## Exercise goal
As the answer, give every line of the records that includes the word "Gain".

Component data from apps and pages
● ● ● ●

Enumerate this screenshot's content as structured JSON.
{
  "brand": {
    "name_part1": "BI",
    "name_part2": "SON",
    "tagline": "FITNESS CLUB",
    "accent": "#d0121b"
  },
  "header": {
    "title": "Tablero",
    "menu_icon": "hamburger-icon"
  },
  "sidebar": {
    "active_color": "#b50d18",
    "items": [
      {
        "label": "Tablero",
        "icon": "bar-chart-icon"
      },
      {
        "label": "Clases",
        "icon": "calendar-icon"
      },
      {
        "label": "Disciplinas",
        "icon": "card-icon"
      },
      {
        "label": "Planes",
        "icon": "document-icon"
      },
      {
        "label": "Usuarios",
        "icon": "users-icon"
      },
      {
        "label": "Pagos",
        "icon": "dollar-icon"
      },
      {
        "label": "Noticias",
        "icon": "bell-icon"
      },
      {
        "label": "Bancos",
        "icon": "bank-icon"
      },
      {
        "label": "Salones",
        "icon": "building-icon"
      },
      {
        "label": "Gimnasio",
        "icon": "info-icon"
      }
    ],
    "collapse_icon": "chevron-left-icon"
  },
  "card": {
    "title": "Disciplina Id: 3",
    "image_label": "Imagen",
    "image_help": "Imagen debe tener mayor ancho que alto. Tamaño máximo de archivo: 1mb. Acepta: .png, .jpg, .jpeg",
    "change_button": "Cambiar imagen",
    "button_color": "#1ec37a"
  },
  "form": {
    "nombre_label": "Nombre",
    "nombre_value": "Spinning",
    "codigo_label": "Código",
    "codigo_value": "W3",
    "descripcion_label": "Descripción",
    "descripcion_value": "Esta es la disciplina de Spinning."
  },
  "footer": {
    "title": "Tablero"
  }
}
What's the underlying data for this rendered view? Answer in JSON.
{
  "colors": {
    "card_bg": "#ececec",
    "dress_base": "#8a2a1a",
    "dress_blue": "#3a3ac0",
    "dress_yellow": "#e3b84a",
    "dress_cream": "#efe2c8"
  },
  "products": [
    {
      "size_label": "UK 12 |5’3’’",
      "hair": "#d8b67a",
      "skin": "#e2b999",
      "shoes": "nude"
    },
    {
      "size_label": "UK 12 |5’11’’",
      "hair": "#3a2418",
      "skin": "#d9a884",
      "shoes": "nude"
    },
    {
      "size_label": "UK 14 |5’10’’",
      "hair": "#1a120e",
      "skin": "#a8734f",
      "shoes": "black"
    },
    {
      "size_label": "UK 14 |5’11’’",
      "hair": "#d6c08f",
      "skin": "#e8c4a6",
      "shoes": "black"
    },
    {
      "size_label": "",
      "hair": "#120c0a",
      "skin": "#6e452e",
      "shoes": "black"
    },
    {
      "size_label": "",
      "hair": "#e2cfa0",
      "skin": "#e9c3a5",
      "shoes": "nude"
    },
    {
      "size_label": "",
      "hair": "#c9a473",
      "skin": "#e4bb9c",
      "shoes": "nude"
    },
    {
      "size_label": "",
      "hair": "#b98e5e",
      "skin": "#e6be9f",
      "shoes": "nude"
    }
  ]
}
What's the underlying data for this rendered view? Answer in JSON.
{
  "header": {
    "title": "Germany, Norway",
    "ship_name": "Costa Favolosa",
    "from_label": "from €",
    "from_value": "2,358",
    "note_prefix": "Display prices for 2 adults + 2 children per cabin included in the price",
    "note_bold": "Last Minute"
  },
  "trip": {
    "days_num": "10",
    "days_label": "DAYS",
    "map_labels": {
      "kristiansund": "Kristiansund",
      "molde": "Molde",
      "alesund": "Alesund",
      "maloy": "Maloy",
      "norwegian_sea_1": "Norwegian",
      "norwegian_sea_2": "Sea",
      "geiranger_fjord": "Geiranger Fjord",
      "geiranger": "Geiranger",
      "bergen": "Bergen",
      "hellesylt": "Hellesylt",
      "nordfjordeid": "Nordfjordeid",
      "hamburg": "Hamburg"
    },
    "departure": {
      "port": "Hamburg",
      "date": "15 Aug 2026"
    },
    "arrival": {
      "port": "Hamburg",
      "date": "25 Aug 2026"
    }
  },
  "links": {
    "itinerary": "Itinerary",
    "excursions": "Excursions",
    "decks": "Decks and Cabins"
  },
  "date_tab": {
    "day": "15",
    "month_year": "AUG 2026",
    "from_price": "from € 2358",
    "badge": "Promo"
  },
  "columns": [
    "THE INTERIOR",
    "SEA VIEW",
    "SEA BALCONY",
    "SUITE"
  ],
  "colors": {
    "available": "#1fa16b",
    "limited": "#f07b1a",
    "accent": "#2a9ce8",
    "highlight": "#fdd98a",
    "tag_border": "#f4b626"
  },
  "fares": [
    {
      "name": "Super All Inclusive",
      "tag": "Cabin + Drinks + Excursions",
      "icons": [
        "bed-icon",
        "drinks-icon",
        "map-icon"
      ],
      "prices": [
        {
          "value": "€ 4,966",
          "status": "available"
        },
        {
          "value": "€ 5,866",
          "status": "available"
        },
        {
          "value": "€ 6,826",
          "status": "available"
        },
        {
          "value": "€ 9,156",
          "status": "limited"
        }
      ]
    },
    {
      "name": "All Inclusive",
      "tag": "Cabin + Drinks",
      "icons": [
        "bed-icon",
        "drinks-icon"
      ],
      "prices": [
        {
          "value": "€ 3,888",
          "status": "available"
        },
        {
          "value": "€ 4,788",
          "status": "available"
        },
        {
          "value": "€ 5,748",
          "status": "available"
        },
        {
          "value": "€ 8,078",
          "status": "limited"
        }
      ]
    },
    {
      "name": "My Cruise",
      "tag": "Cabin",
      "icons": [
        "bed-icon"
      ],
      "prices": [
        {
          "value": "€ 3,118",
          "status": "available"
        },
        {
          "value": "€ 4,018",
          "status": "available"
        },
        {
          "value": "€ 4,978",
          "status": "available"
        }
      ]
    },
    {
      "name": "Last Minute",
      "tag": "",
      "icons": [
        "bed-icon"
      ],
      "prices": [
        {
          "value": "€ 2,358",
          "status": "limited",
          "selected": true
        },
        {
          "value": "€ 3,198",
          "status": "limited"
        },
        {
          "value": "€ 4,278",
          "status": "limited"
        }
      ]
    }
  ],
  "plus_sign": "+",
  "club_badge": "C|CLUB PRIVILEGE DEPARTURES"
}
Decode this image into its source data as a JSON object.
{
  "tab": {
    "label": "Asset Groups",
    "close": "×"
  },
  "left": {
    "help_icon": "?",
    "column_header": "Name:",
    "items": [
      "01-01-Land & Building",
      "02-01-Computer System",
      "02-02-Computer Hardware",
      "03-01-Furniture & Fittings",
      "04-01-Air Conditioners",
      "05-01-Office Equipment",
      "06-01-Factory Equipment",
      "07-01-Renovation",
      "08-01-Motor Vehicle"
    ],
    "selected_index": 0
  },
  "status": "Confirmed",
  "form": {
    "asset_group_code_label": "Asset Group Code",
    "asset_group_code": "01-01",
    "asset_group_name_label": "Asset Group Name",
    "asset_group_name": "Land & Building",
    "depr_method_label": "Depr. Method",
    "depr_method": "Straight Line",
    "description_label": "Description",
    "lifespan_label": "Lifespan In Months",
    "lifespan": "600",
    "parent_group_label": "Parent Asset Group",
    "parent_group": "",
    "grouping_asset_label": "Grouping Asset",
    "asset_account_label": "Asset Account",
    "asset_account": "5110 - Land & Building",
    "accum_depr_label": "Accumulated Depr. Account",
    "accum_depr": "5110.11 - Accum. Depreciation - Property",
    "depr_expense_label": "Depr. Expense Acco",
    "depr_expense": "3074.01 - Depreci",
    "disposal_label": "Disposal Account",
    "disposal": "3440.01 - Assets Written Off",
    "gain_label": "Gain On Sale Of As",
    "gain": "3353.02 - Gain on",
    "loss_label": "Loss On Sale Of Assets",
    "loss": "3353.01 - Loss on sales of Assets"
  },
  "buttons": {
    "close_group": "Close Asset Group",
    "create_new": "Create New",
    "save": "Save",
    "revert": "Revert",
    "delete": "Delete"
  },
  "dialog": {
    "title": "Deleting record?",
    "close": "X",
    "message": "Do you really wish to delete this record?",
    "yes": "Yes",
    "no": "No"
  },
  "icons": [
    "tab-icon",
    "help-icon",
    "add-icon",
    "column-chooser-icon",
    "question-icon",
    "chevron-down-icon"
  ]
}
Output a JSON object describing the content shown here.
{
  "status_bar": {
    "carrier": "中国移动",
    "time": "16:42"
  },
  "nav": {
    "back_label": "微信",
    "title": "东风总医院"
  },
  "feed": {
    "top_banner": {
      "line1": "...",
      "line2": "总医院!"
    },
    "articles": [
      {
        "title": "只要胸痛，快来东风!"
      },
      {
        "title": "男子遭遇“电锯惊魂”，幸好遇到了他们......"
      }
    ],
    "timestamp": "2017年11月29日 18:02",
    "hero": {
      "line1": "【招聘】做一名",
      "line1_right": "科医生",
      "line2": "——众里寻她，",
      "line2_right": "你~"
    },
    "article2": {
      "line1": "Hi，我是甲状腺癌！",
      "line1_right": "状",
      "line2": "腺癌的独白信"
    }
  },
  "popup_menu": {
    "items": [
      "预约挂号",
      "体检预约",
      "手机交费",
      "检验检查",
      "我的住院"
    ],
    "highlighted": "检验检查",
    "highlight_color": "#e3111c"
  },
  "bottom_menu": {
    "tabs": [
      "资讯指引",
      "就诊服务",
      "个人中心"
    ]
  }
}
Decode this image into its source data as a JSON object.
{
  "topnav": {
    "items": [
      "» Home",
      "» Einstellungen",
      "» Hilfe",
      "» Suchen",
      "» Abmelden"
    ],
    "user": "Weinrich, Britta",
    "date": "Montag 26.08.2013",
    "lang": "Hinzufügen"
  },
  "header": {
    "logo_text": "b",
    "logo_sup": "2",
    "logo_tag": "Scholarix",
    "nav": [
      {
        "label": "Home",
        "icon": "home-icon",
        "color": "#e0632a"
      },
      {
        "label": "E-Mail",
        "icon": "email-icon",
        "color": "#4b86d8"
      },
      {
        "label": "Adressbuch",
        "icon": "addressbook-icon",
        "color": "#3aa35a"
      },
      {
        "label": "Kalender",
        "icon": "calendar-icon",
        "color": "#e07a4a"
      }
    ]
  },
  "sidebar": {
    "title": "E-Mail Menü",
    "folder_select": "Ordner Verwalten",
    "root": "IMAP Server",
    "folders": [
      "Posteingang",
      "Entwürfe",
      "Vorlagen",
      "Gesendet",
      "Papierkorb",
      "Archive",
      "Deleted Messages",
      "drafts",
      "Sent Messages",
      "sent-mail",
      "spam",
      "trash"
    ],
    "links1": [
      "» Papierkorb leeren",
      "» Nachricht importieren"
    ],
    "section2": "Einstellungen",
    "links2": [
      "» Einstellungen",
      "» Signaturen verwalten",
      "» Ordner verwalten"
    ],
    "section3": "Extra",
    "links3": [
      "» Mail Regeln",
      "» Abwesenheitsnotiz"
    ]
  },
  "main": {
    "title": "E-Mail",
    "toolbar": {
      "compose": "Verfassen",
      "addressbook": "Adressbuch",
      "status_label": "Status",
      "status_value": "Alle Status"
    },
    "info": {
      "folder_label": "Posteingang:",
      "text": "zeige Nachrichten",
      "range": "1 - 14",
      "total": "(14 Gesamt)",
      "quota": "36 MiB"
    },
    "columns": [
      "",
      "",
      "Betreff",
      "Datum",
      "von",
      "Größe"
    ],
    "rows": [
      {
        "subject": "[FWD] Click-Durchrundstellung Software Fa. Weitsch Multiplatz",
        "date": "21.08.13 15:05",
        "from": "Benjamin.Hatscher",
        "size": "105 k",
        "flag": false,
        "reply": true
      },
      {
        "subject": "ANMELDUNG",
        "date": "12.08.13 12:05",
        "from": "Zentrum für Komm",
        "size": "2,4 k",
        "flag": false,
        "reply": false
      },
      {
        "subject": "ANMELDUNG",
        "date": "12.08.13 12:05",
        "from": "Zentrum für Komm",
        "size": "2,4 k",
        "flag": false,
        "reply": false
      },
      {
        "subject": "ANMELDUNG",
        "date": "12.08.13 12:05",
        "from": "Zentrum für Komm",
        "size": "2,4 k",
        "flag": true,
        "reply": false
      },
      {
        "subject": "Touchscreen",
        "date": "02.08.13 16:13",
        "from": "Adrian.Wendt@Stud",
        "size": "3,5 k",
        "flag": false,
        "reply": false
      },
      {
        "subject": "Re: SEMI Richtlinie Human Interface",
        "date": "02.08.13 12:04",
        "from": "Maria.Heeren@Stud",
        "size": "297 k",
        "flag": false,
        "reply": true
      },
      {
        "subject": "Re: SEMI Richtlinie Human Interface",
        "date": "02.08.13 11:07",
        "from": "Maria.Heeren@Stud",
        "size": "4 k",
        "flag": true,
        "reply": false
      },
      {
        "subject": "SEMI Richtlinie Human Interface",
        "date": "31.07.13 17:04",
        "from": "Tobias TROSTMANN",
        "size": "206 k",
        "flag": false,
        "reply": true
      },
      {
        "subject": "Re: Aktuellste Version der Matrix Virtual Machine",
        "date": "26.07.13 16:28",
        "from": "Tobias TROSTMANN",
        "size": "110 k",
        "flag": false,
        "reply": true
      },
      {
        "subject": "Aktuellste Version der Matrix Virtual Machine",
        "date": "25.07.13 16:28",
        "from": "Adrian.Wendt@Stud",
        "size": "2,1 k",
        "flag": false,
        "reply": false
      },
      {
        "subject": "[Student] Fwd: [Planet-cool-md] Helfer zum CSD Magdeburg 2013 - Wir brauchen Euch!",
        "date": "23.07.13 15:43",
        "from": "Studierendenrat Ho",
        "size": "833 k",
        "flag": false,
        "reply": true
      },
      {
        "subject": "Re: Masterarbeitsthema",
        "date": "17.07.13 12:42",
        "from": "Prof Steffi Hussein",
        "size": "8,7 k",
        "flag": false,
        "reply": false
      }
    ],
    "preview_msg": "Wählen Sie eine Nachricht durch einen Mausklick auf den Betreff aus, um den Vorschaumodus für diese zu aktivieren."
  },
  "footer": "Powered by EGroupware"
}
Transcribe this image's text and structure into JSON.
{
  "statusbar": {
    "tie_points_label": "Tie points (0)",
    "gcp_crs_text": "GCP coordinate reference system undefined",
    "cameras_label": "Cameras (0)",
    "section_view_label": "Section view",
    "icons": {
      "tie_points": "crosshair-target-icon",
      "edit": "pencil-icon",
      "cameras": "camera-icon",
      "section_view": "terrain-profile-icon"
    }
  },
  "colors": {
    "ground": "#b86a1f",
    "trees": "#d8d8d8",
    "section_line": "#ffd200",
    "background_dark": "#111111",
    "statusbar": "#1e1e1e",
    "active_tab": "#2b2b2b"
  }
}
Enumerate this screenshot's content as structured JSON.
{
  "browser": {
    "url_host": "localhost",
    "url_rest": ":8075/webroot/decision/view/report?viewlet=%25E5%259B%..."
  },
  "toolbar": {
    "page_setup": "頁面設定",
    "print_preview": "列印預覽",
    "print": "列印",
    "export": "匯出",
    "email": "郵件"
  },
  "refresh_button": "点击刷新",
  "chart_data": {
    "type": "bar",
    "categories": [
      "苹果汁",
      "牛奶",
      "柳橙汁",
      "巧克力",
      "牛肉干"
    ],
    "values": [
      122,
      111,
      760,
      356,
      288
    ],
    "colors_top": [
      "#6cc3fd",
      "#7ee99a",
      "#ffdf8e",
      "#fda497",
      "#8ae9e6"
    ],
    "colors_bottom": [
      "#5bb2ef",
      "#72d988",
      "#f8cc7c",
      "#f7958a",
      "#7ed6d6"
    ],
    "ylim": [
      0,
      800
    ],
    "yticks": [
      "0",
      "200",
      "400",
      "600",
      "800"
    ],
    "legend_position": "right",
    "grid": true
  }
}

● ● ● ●

## Solution
    "gain_label": "Gain On Sale Of As",
    "gain": "3353.02 - Gain on",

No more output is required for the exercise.